During the same trip, Obama will visit Europe, travelling to Normandy in France to attend events marking the 65th anniversary of the D-Day landings by Allied forces that led to the end of World War Two. He will also go to the German city of Dresden and the Buchenwald concentration camp, Gibbs said.
Obama's Egypt trip fulfills a promise he made during his presidential campaign to give a major address to Muslims from a Muslim city during his first few months in office. However, some participants in the news conference took issue with the choice of country.
While Egypt has been a key partner for Washington in decades of efforts to secure Middle East peace, many criticized the choice because of the country's poor human rights record, which could potentially overshadow the substance of Obama's speech.
"It is a country that in many ways represents the heart of the Arab world," Gibbs said, in response to comments.
"The scope of the speech, the desire for the president to speak (to the Muslim world), is bigger than where the speech was going to be given or who's the leadership of the country where the speech is going to be given," he said.
Amnesty International, who has raised concerns about human rights violations in Egypt in the past, said it had no problem with Obama's choice of Egypt. The organization stressed that the US president should address the Israeli-Palestinian conflict and human rights concerns in the Muslim world.
"I would say speak about his commitment to being fair on the Israeli-Palestinian issue and talk about the importance of free speech and assembly in the Arab and Muslim world, which unfortunately are very low," said Zahir Janmohamed, Amnesty's advocacy director for the Middle East.
Obama has made many efforts to reach out to the Arab and Muslim world since taking office. During his inauguration speech he said that the US seeks "a new way forward, based on mutual interest and mutual respect" and that the US is willing to "extend a hand if (the Muslim world is) willing to unclench your fist."
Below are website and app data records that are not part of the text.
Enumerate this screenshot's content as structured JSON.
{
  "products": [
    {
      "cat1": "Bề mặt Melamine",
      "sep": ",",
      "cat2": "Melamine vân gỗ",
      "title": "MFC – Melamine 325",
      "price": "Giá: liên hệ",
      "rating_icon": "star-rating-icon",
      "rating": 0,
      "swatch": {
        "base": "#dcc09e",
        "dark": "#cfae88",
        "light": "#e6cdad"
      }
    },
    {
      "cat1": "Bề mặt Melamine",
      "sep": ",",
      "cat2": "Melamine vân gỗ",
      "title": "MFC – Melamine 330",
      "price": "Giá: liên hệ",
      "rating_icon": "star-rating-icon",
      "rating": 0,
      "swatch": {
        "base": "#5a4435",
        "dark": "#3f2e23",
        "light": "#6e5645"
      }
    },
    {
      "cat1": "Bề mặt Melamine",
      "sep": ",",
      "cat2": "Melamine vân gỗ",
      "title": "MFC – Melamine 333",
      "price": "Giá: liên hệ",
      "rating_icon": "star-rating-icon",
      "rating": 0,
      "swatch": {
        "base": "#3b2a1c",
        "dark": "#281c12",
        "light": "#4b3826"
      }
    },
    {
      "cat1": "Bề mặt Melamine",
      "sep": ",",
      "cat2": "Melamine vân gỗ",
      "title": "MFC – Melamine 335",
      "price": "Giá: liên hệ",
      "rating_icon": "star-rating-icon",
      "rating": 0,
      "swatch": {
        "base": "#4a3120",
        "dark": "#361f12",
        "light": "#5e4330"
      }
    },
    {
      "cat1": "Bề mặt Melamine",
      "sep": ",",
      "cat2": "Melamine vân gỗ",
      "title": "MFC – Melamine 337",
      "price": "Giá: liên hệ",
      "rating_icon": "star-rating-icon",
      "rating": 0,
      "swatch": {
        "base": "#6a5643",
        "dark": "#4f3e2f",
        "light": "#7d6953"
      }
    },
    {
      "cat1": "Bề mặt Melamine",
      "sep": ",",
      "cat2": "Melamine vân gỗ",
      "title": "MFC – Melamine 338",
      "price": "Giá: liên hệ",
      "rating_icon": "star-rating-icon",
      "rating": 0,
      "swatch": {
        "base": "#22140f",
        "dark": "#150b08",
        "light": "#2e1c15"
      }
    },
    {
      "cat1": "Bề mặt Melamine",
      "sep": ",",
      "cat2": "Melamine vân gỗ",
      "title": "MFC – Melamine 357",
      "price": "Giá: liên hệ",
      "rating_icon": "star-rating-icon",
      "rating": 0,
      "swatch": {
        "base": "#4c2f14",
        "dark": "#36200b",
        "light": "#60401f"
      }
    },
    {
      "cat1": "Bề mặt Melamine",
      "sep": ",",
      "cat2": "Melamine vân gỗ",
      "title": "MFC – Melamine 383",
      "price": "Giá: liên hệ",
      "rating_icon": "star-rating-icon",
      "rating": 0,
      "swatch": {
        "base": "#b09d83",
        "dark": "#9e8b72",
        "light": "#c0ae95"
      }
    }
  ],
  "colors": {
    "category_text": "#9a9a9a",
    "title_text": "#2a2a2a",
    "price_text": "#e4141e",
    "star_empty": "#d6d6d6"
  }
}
Shortly afterwards, Obama chose an Arab station, Al Arabiya, to give his first formal TV interview. He also called for peace and dialogue with Islam in a speech to Turkey's parliament on his first presidential visit to the Muslim world in April.
Yitzhak Benhorin contributed to this article